▶ What to produce
In the listing below, pick out lines with "English".

+++

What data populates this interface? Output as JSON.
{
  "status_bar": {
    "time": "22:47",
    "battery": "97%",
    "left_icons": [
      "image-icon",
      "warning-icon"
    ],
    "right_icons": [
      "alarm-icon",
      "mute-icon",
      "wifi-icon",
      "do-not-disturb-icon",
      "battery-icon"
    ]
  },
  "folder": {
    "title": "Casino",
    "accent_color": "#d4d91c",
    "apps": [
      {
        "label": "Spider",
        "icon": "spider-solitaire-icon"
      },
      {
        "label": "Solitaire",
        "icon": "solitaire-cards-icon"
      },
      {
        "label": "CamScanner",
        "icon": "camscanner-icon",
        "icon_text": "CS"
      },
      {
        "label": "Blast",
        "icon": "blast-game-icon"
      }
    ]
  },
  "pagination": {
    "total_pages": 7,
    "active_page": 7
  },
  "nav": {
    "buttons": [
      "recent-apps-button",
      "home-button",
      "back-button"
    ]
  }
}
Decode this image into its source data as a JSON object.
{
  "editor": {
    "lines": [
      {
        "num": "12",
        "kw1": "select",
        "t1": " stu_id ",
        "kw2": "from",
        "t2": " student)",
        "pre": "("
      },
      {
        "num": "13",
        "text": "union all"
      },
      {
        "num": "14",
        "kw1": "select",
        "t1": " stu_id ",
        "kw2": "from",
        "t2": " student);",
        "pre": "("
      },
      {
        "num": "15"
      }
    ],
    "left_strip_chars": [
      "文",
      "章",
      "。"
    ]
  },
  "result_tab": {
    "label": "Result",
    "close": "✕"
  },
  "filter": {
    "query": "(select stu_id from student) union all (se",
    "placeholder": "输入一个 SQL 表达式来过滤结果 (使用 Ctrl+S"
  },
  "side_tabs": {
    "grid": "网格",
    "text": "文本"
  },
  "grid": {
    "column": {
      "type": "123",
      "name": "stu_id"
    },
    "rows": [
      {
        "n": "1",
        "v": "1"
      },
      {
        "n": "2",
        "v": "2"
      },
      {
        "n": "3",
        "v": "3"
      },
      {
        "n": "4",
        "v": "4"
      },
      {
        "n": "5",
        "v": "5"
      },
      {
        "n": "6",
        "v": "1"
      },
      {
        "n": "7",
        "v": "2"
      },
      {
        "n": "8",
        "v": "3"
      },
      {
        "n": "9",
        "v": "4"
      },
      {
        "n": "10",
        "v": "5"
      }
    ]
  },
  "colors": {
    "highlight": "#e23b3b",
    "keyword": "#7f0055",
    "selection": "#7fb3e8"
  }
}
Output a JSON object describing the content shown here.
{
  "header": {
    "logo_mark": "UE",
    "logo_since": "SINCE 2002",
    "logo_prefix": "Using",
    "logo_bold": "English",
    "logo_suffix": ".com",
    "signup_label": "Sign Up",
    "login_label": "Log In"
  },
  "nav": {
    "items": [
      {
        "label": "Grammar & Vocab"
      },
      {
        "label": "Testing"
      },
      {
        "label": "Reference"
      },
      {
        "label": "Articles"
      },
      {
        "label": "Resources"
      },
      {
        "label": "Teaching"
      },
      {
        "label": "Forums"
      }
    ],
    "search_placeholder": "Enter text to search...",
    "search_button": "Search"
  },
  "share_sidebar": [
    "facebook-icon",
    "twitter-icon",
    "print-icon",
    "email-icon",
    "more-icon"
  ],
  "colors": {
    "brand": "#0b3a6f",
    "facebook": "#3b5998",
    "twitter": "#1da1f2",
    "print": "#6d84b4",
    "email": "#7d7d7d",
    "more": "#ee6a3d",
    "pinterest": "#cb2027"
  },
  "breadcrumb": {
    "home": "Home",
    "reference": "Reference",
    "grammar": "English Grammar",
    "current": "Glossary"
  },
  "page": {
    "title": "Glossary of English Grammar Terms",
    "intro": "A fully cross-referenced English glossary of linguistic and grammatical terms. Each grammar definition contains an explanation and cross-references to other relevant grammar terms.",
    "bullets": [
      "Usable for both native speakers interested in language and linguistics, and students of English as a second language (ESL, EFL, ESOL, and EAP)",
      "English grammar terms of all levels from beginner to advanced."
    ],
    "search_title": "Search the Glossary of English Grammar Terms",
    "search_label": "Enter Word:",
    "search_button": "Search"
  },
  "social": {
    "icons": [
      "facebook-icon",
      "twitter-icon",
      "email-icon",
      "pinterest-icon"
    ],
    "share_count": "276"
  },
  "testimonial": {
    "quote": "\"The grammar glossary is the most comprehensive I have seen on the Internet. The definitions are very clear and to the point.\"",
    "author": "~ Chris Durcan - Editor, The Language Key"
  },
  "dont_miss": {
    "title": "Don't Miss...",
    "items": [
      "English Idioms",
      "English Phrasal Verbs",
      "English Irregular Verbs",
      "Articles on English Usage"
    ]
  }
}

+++

▶ Reply to the task
    "logo_bold": "English",
    "grammar": "English Grammar",
    "title": "Glossary of English Grammar Terms",
    "intro": "A fully cross-referenced English glossary of linguistic and grammatical terms. Each grammar definition contains an explanation and cross-references to other relevant grammar terms.",
      "Usable for both native speakers interested in language and linguistics, and students of English as a second language (ESL, EFL, ESOL, and EAP)",
      "English grammar terms of all levels from beginner to advanced."
    "search_title": "Search the Glossary of English Grammar Terms",
      "English Idioms",
      "English Phrasal Verbs",
      "English Irregular Verbs",
      "Articles on English Usage"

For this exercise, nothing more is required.